The American Institute of Architects said its Billings Index dropped in November for the ten month in a row and it expects construction spending will remain low next year, as developers delay or cancel projects amid the recession.

It was the lowest since the institute began its monthly survey in 1995. The index predicts the development of offices, apartments, warehouses and other buildings, with about nine to 12 months between when architects bill clients and when developers start spending on construction.

The institute attributed cutbacks by developers to job losses, declines in retail sales, and drops in travel spending.

'Some of our clients are showing a certain amount of hesitancy,' said Scott Kelsey, managing principal of Los Angeles-based CO Architects.

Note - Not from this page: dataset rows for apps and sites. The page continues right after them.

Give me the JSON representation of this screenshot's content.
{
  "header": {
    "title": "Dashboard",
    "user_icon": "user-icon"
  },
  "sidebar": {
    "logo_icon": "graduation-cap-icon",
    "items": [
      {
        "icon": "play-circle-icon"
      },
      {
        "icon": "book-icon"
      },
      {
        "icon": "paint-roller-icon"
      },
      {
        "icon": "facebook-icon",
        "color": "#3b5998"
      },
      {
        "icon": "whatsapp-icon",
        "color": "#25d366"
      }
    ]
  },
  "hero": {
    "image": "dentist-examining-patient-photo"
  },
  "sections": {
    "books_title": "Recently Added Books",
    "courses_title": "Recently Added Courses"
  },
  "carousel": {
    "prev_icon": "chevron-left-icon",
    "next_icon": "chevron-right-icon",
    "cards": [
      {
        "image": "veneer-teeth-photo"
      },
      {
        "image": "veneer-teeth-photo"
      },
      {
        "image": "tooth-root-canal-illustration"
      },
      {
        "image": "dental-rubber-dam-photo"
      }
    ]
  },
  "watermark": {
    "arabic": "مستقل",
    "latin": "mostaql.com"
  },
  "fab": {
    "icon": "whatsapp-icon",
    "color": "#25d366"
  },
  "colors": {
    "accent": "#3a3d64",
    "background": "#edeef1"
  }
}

Architects are reporting less work in both the private and public sector. As well as housing and retail projects there is a slowdown in projects schools, hospitals and other buildings that receive public funds.

The Architecture Billings Index is based on a survey of firms owned by members of the American Institute of Architects. Participants are asked each month whether their billings rose, fell or stayed the same in the month just ended, and their responses are used to generate the index score.

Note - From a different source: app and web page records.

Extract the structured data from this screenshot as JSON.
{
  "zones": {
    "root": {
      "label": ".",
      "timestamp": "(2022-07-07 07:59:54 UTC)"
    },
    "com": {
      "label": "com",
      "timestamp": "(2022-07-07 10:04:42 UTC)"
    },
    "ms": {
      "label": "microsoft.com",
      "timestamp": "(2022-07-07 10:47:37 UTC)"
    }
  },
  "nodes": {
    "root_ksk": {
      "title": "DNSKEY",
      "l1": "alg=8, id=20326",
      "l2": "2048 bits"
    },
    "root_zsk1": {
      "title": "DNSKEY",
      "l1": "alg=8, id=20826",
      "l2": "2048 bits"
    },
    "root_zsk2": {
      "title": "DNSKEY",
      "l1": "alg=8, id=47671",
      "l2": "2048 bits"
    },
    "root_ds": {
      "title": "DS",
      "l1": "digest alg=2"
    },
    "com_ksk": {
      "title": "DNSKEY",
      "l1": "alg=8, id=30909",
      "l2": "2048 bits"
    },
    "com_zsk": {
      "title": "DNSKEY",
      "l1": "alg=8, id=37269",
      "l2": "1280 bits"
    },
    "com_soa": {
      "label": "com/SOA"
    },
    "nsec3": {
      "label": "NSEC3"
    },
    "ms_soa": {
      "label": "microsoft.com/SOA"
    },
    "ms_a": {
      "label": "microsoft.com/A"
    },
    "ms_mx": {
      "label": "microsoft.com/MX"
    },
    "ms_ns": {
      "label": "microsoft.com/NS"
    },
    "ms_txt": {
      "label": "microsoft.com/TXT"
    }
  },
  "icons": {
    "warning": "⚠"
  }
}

Architecture billings fell in all four US regions tracked by the institute. The Midwest had the lowest score at 31.4, followed by the West at 33.5, the South at 36.8, and the Northeast at 39.5. Inquiries for new projects fell to 38.3 last month, down from 39.9 in October and a record low for that index.

The decline in building construction is providing discounts to those developers who are able and want to build, Kelsey said.

'The construction market has changed so dramatically in the last three or four months, projects are starting to bid 10 plus percent lower than they were six months ago. Now is the time to build. That's what we tell our clients,' he added.